[Website and app data records]
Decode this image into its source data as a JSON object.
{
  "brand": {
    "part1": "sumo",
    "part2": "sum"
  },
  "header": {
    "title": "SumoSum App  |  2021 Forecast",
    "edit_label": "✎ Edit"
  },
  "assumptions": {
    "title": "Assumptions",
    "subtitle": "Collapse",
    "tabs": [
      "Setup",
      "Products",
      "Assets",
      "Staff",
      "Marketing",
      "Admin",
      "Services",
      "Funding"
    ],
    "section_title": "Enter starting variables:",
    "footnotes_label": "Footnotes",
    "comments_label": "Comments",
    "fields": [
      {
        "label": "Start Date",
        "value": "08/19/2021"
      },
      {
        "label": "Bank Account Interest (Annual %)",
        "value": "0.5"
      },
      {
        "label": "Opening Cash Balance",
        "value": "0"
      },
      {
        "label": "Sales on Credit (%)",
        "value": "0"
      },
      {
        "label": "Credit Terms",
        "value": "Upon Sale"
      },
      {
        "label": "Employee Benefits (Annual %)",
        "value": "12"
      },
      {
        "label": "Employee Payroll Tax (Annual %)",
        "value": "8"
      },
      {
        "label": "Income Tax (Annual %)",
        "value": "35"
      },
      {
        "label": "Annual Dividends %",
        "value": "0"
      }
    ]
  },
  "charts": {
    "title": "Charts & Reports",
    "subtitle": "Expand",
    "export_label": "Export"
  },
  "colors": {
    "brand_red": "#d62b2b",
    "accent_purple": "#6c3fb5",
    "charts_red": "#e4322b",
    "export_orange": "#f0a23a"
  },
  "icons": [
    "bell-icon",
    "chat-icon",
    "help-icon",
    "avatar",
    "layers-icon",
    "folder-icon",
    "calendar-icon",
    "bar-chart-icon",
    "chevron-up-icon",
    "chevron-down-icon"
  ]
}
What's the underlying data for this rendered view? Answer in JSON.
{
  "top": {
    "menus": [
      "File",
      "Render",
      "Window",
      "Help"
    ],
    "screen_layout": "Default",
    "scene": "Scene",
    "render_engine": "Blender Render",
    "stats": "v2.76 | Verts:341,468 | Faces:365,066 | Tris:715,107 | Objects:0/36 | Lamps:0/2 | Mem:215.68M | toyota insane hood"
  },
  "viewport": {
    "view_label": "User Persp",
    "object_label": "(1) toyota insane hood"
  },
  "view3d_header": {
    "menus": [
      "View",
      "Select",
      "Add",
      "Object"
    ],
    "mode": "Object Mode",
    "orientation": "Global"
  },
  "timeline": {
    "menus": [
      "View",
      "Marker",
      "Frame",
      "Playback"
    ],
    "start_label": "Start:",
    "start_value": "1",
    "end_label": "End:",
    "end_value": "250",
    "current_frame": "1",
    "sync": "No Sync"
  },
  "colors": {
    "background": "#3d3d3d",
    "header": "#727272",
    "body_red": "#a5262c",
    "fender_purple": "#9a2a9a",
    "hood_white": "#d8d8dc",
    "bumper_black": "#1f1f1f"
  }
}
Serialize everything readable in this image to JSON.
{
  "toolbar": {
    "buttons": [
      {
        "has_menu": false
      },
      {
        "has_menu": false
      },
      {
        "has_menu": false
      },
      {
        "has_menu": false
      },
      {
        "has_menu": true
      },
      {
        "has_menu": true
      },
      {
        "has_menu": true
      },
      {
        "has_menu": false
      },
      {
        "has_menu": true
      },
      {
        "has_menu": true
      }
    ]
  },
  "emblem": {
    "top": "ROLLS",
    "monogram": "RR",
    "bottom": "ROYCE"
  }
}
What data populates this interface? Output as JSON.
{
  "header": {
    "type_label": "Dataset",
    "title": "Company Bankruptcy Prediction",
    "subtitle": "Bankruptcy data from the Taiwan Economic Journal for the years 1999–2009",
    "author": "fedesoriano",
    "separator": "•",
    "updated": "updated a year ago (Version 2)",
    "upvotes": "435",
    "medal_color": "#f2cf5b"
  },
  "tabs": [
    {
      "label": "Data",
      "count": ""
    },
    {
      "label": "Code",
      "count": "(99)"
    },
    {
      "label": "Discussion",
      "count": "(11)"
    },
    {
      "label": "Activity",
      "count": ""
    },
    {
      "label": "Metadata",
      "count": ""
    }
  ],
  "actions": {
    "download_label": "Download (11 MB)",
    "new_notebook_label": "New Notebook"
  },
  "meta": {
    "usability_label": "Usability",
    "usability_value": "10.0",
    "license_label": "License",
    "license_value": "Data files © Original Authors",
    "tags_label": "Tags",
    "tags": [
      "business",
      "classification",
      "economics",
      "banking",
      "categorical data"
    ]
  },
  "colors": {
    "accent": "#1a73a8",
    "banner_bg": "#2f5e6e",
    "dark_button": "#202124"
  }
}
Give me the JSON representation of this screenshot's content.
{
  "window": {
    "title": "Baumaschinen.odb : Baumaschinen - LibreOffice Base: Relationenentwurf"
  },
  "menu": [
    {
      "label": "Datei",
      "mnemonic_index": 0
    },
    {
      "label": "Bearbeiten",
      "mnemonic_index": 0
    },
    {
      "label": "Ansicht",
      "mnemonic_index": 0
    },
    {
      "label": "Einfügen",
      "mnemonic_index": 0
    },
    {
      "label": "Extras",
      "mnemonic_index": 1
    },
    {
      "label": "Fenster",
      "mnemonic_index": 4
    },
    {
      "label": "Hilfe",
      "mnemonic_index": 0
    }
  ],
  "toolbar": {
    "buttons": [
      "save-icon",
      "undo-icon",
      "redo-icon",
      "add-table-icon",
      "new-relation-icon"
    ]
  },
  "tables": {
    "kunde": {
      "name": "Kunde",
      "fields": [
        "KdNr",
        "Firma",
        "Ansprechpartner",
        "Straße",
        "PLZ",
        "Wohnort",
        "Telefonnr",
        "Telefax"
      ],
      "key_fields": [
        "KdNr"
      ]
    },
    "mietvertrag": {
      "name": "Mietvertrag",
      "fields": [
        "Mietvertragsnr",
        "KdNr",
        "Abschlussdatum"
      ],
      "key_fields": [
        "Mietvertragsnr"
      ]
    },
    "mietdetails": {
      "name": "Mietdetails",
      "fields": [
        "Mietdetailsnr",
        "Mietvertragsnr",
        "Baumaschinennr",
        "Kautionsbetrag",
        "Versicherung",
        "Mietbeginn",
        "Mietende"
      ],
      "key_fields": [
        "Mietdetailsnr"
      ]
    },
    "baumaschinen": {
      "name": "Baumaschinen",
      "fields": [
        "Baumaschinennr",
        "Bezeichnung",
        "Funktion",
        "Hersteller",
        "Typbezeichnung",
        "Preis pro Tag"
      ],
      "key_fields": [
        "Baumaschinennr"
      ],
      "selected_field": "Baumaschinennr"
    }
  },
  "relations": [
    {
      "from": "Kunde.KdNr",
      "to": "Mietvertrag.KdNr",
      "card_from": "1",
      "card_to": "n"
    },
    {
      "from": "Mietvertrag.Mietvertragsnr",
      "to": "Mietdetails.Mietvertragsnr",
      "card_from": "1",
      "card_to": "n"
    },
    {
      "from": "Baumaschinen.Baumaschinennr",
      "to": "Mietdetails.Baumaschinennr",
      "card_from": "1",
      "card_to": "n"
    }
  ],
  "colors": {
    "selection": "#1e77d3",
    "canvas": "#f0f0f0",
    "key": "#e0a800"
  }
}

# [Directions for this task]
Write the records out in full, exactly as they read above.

# [Solution]
Decode this image into its source data as a JSON object.
{
  "brand": {
    "part1": "sumo",
    "part2": "sum"
  },
  "header": {
    "title": "SumoSum App  |  2021 Forecast",
    "edit_label": "✎ Edit"
  },
  "assumptions": {
    "title": "Assumptions",
    "subtitle": "Collapse",
    "tabs": [
      "Setup",
      "Products",
      "Assets",
      "Staff",
      "Marketing",
      "Admin",
      "Services",
      "Funding"
    ],
    "section_title": "Enter starting variables:",
    "footnotes_label": "Footnotes",
    "comments_label": "Comments",
    "fields": [
      {
        "label": "Start Date",
        "value": "08/19/2021"
      },
      {
        "label": "Bank Account Interest (Annual %)",
        "value": "0.5"
      },
      {
        "label": "Opening Cash Balance",
        "value": "0"
      },
      {
        "label": "Sales on Credit (%)",
        "value": "0"
      },
      {
        "label": "Credit Terms",
        "value": "Upon Sale"
      },
      {
        "label": "Employee Benefits (Annual %)",
        "value": "12"
      },
      {
        "label": "Employee Payroll Tax (Annual %)",
        "value": "8"
      },
      {
        "label": "Income Tax (Annual %)",
        "value": "35"
      },
      {
        "label": "Annual Dividends %",
        "value": "0"
      }
    ]
  },
  "charts": {
    "title": "Charts & Reports",
    "subtitle": "Expand",
    "export_label": "Export"
  },
  "colors": {
    "brand_red": "#d62b2b",
    "accent_purple": "#6c3fb5",
    "charts_red": "#e4322b",
    "export_orange": "#f0a23a"
  },
  "icons": [
    "bell-icon",
    "chat-icon",
    "help-icon",
    "avatar",
    "layers-icon",
    "folder-icon",
    "calendar-icon",
    "bar-chart-icon",
    "chevron-up-icon",
    "chevron-down-icon"
  ]
}
What's the underlying data for this rendered view? Answer in JSON.
{
  "top": {
    "menus": [
      "File",
      "Render",
      "Window",
      "Help"
    ],
    "screen_layout": "Default",
    "scene": "Scene",
    "render_engine": "Blender Render",
    "stats": "v2.76 | Verts:341,468 | Faces:365,066 | Tris:715,107 | Objects:0/36 | Lamps:0/2 | Mem:215.68M | toyota insane hood"
  },
  "viewport": {
    "view_label": "User Persp",
    "object_label": "(1) toyota insane hood"
  },
  "view3d_header": {
    "menus": [
      "View",
      "Select",
      "Add",
      "Object"
    ],
    "mode": "Object Mode",
    "orientation": "Global"
  },
  "timeline": {
    "menus": [
      "View",
      "Marker",
      "Frame",
      "Playback"
    ],
    "start_label": "Start:",
    "start_value": "1",
    "end_label": "End:",
    "end_value": "250",
    "current_frame": "1",
    "sync": "No Sync"
  },
  "colors": {
    "background": "#3d3d3d",
    "header": "#727272",
    "body_red": "#a5262c",
    "fender_purple": "#9a2a9a",
    "hood_white": "#d8d8dc",
    "bumper_black": "#1f1f1f"
  }
}
Serialize everything readable in this image to JSON.
{
  "toolbar": {
    "buttons": [
      {
        "has_menu": false
      },
      {
        "has_menu": false
      },
      {
        "has_menu": false
      },
      {
        "has_menu": false
      },
      {
        "has_menu": true
      },
      {
        "has_menu": true
      },
      {
        "has_menu": true
      },
      {
        "has_menu": false
      },
      {
        "has_menu": true
      },
      {
        "has_menu": true
      }
    ]
  },
  "emblem": {
    "top": "ROLLS",
    "monogram": "RR",
    "bottom": "ROYCE"
  }
}
What data populates this interface? Output as JSON.
{
  "header": {
    "type_label": "Dataset",
    "title": "Company Bankruptcy Prediction",
    "subtitle": "Bankruptcy data from the Taiwan Economic Journal for the years 1999–2009",
    "author": "fedesoriano",
    "separator": "•",
    "updated": "updated a year ago (Version 2)",
    "upvotes": "435",
    "medal_color": "#f2cf5b"
  },
  "tabs": [
    {
      "label": "Data",
      "count": ""
    },
    {
      "label": "Code",
      "count": "(99)"
    },
    {
      "label": "Discussion",
      "count": "(11)"
    },
    {
      "label": "Activity",
      "count": ""
    },
    {
      "label": "Metadata",
      "count": ""
    }
  ],
  "actions": {
    "download_label": "Download (11 MB)",
    "new_notebook_label": "New Notebook"
  },
  "meta": {
    "usability_label": "Usability",
    "usability_value": "10.0",
    "license_label": "License",
    "license_value": "Data files © Original Authors",
    "tags_label": "Tags",
    "tags": [
      "business",
      "classification",
      "economics",
      "banking",
      "categorical data"
    ]
  },
  "colors": {
    "accent": "#1a73a8",
    "banner_bg": "#2f5e6e",
    "dark_button": "#202124"
  }
}
Give me the JSON representation of this screenshot's content.
{
  "window": {
    "title": "Baumaschinen.odb : Baumaschinen - LibreOffice Base: Relationenentwurf"
  },
  "menu": [
    {
      "label": "Datei",
      "mnemonic_index": 0
    },
    {
      "label": "Bearbeiten",
      "mnemonic_index": 0
    },
    {
      "label": "Ansicht",
      "mnemonic_index": 0
    },
    {
      "label": "Einfügen",
      "mnemonic_index": 0
    },
    {
      "label": "Extras",
      "mnemonic_index": 1
    },
    {
      "label": "Fenster",
      "mnemonic_index": 4
    },
    {
      "label": "Hilfe",
      "mnemonic_index": 0
    }
  ],
  "toolbar": {
    "buttons": [
      "save-icon",
      "undo-icon",
      "redo-icon",
      "add-table-icon",
      "new-relation-icon"
    ]
  },
  "tables": {
    "kunde": {
      "name": "Kunde",
      "fields": [
        "KdNr",
        "Firma",
        "Ansprechpartner",
        "Straße",
        "PLZ",
        "Wohnort",
        "Telefonnr",
        "Telefax"
      ],
      "key_fields": [
        "KdNr"
      ]
    },
    "mietvertrag": {
      "name": "Mietvertrag",
      "fields": [
        "Mietvertragsnr",
        "KdNr",
        "Abschlussdatum"
      ],
      "key_fields": [
        "Mietvertragsnr"
      ]
    },
    "mietdetails": {
      "name": "Mietdetails",
      "fields": [
        "Mietdetailsnr",
        "Mietvertragsnr",
        "Baumaschinennr",
        "Kautionsbetrag",
        "Versicherung",
        "Mietbeginn",
        "Mietende"
      ],
      "key_fields": [
        "Mietdetailsnr"
      ]
    },
    "baumaschinen": {
      "name": "Baumaschinen",
      "fields": [
        "Baumaschinennr",
        "Bezeichnung",
        "Funktion",
        "Hersteller",
        "Typbezeichnung",
        "Preis pro Tag"
      ],
      "key_fields": [
        "Baumaschinennr"
      ],
      "selected_field": "Baumaschinennr"
    }
  },
  "relations": [
    {
      "from": "Kunde.KdNr",
      "to": "Mietvertrag.KdNr",
      "card_from": "1",
      "card_to": "n"
    },
    {
      "from": "Mietvertrag.Mietvertragsnr",
      "to": "Mietdetails.Mietvertragsnr",
      "card_from": "1",
      "card_to": "n"
    },
    {
      "from": "Baumaschinen.Baumaschinennr",
      "to": "Mietdetails.Baumaschinennr",
      "card_from": "1",
      "card_to": "n"
    }
  ],
  "colors": {
    "selection": "#1e77d3",
    "canvas": "#f0f0f0",
    "key": "#e0a800"
  }
}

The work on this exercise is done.